> _Data for analysis_

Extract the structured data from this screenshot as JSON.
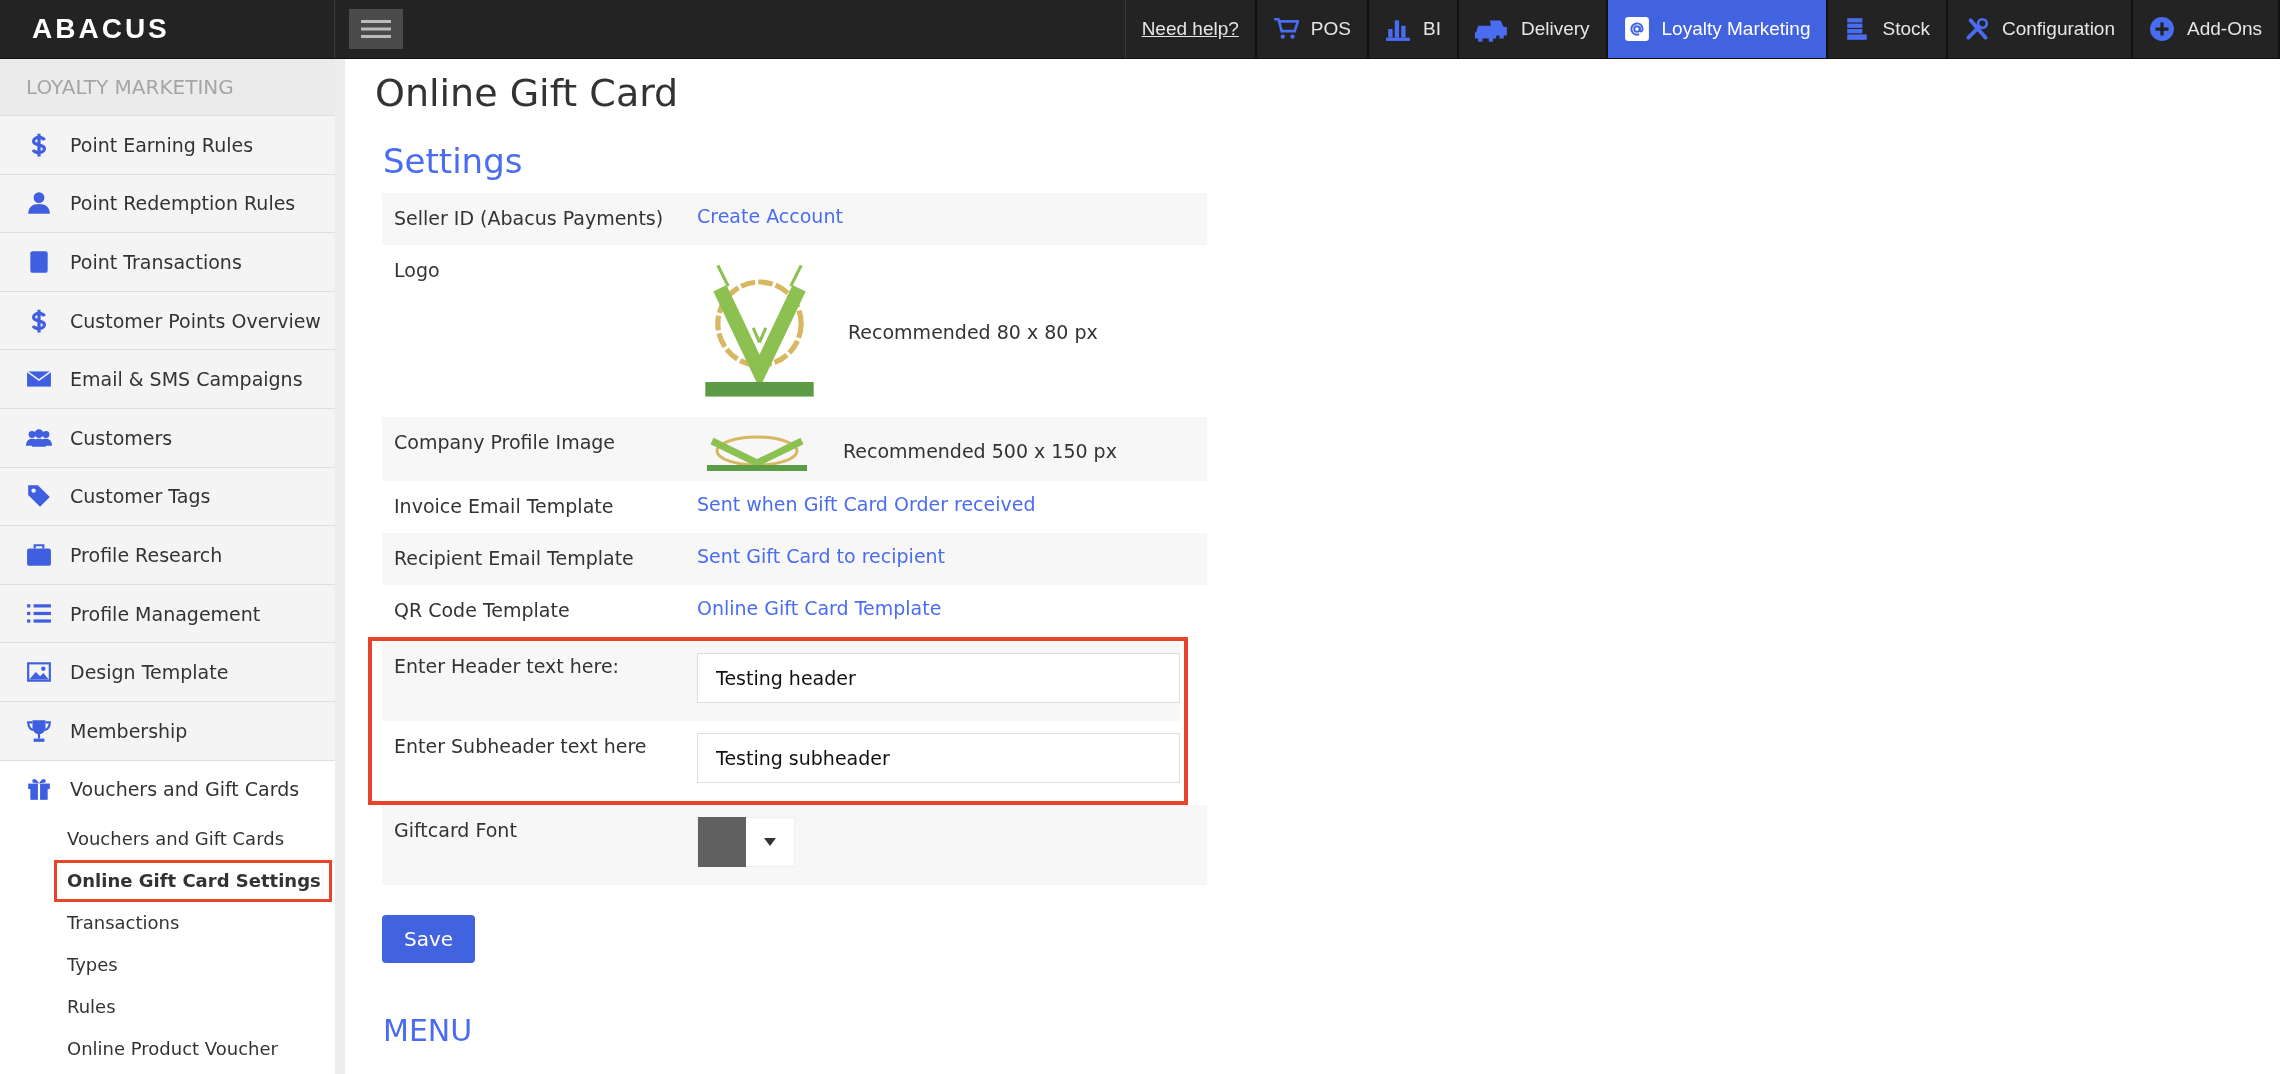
{
  "brand": "ABACUS",
  "top_nav": [
    {
      "label": "Need help?",
      "kind": "link",
      "selected": false
    },
    {
      "label": "POS",
      "kind": "module",
      "selected": false
    },
    {
      "label": "BI",
      "kind": "module",
      "selected": false
    },
    {
      "label": "Delivery",
      "kind": "module",
      "selected": false
    },
    {
      "label": "Loyalty Marketing",
      "kind": "module",
      "selected": true
    },
    {
      "label": "Stock",
      "kind": "module",
      "selected": false
    },
    {
      "label": "Configuration",
      "kind": "module",
      "selected": false
    },
    {
      "label": "Add-Ons",
      "kind": "module",
      "selected": false
    }
  ],
  "sidebar": {
    "heading": "LOYALTY MARKETING",
    "items": [
      {
        "label": "Point Earning Rules"
      },
      {
        "label": "Point Redemption Rules"
      },
      {
        "label": "Point Transactions"
      },
      {
        "label": "Customer Points Overview"
      },
      {
        "label": "Email & SMS Campaigns"
      },
      {
        "label": "Customers"
      },
      {
        "label": "Customer Tags"
      },
      {
        "label": "Profile Research"
      },
      {
        "label": "Profile Management"
      },
      {
        "label": "Design Template"
      },
      {
        "label": "Membership"
      },
      {
        "label": "Vouchers and Gift Cards",
        "children": [
          {
            "label": "Vouchers and Gift Cards",
            "selected": false,
            "highlighted": false
          },
          {
            "label": "Online Gift Card Settings",
            "selected": true,
            "highlighted": true
          },
          {
            "label": "Transactions",
            "selected": false,
            "highlighted": false
          },
          {
            "label": "Types",
            "selected": false,
            "highlighted": false
          },
          {
            "label": "Rules",
            "selected": false,
            "highlighted": false
          },
          {
            "label": "Online Product Voucher",
            "selected": false,
            "highlighted": false
          }
        ]
      }
    ]
  },
  "page_title": "Online Gift Card",
  "settings": {
    "heading": "Settings",
    "rows": [
      {
        "kind": "link",
        "label": "Seller ID (Abacus Payments)",
        "link": "Create Account",
        "highlighted": false
      },
      {
        "kind": "image",
        "label": "Logo",
        "note": "Recommended 80 x 80 px",
        "highlighted": false
      },
      {
        "kind": "banner",
        "label": "Company Profile Image",
        "note": "Recommended 500 x 150 px",
        "highlighted": false
      },
      {
        "kind": "link",
        "label": "Invoice Email Template",
        "link": "Sent when Gift Card Order received",
        "highlighted": false
      },
      {
        "kind": "link",
        "label": "Recipient Email Template",
        "link": "Sent Gift Card to recipient",
        "highlighted": false
      },
      {
        "kind": "link",
        "label": "QR Code Template",
        "link": "Online Gift Card Template",
        "highlighted": false
      },
      {
        "kind": "input",
        "label": "Enter Header text here:",
        "value": "Testing header",
        "highlighted": true
      },
      {
        "kind": "input",
        "label": "Enter Subheader text here",
        "value": "Testing subheader",
        "highlighted": true
      },
      {
        "kind": "color",
        "label": "Giftcard Font",
        "color": "#606060",
        "highlighted": false
      }
    ]
  },
  "save_button": "Save",
  "menu_heading": "MENU"
}
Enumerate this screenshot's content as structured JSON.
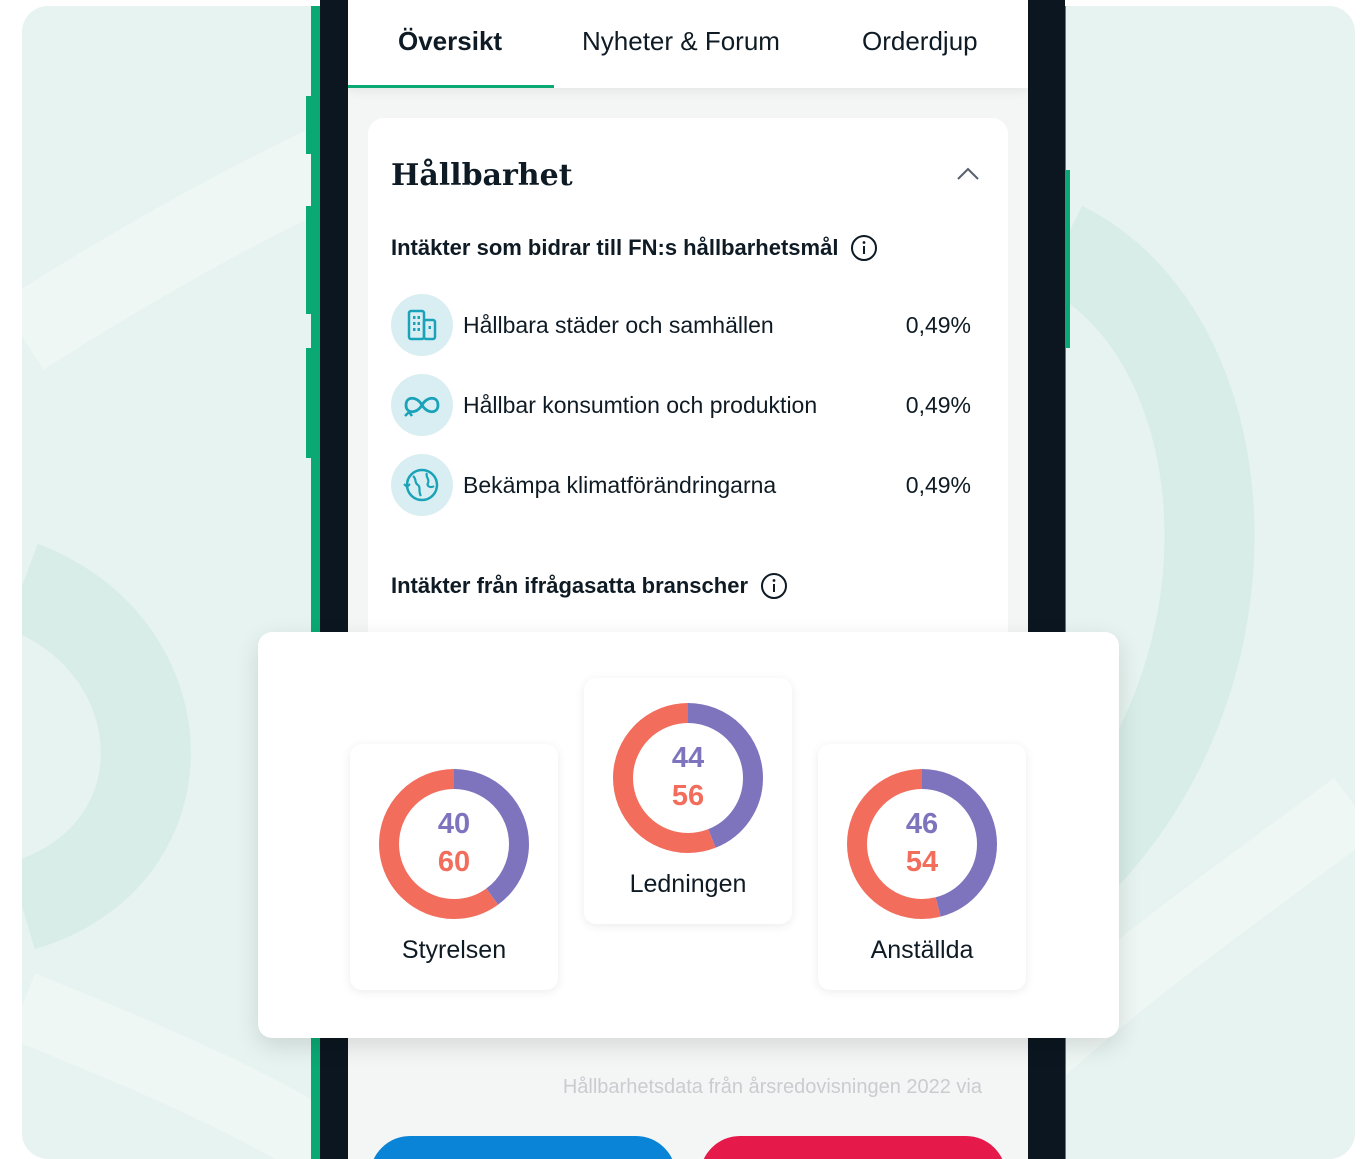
{
  "tabs": [
    {
      "label": "Översikt",
      "active": true
    },
    {
      "label": "Nyheter & Forum",
      "active": false
    },
    {
      "label": "Orderdjup",
      "active": false
    }
  ],
  "sustainability": {
    "title": "Hållbarhet",
    "collapse_icon": "chevron-up-icon",
    "goals_heading": "Intäkter som bidrar till FN:s hållbarhetsmål",
    "goals": [
      {
        "icon": "city-buildings-icon",
        "label": "Hållbara städer och samhällen",
        "value": "0,49%"
      },
      {
        "icon": "infinity-recycle-icon",
        "label": "Hållbar konsumtion och produktion",
        "value": "0,49%"
      },
      {
        "icon": "globe-climate-icon",
        "label": "Bekämpa klimatförändringarna",
        "value": "0,49%"
      }
    ],
    "controversial_heading": "Intäkter från ifrågasatta branscher",
    "footnote": "Hållbarhetsdata från årsredovisningen 2022 via"
  },
  "gender_split": {
    "colors": {
      "first": "#7e74bd",
      "second": "#f26d5b"
    },
    "items": [
      {
        "label": "Styrelsen",
        "first": 40,
        "second": 60
      },
      {
        "label": "Ledningen",
        "first": 44,
        "second": 56
      },
      {
        "label": "Anställda",
        "first": 46,
        "second": 54
      }
    ]
  },
  "colors": {
    "accent": "#0aa873",
    "buy": "#0a84d6",
    "sell": "#e6194b"
  }
}
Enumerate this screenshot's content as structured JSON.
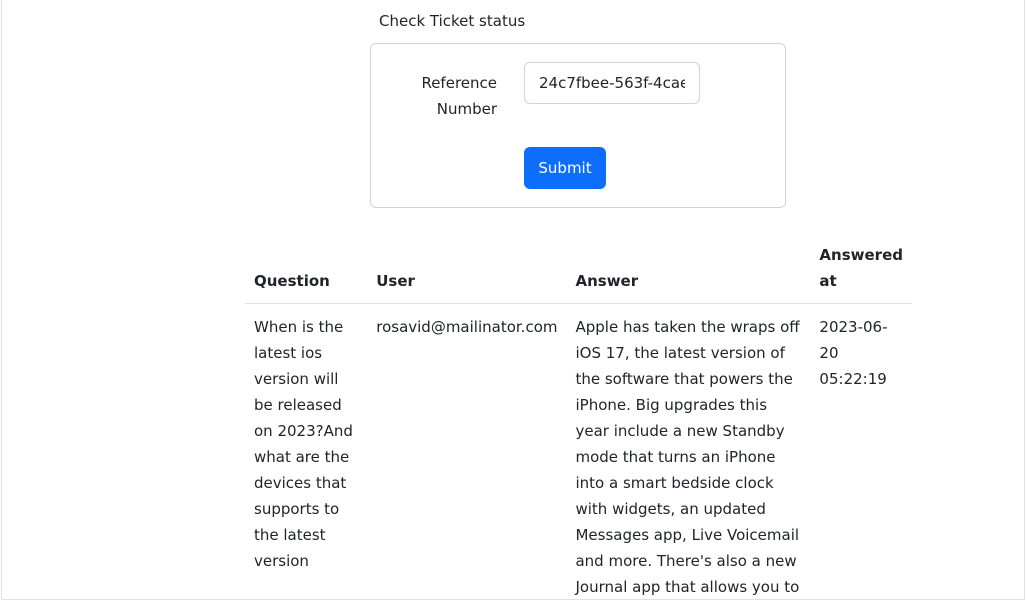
{
  "page": {
    "title": "Check Ticket status"
  },
  "form": {
    "reference_label": "Reference Number",
    "reference_value": "24c7fbee-563f-4cae",
    "submit_label": "Submit"
  },
  "table": {
    "headers": {
      "question": "Question",
      "user": "User",
      "answer": "Answer",
      "answered_at": "Answered at"
    },
    "rows": [
      {
        "question": "When is the latest ios version will be released on 2023?And what are the devices that supports to the latest version",
        "user": "rosavid@mailinator.com",
        "answer": "Apple has taken the wraps off iOS 17, the latest version of the software that powers the iPhone. Big upgrades this year include a new Standby mode that turns an iPhone into a smart bedside clock with widgets, an updated Messages app, Live Voicemail and more. There's also a new Journal app that allows you to jot down",
        "answered_at": "2023-06-20 05:22:19"
      }
    ]
  }
}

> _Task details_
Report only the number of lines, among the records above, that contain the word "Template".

> _Your response_
5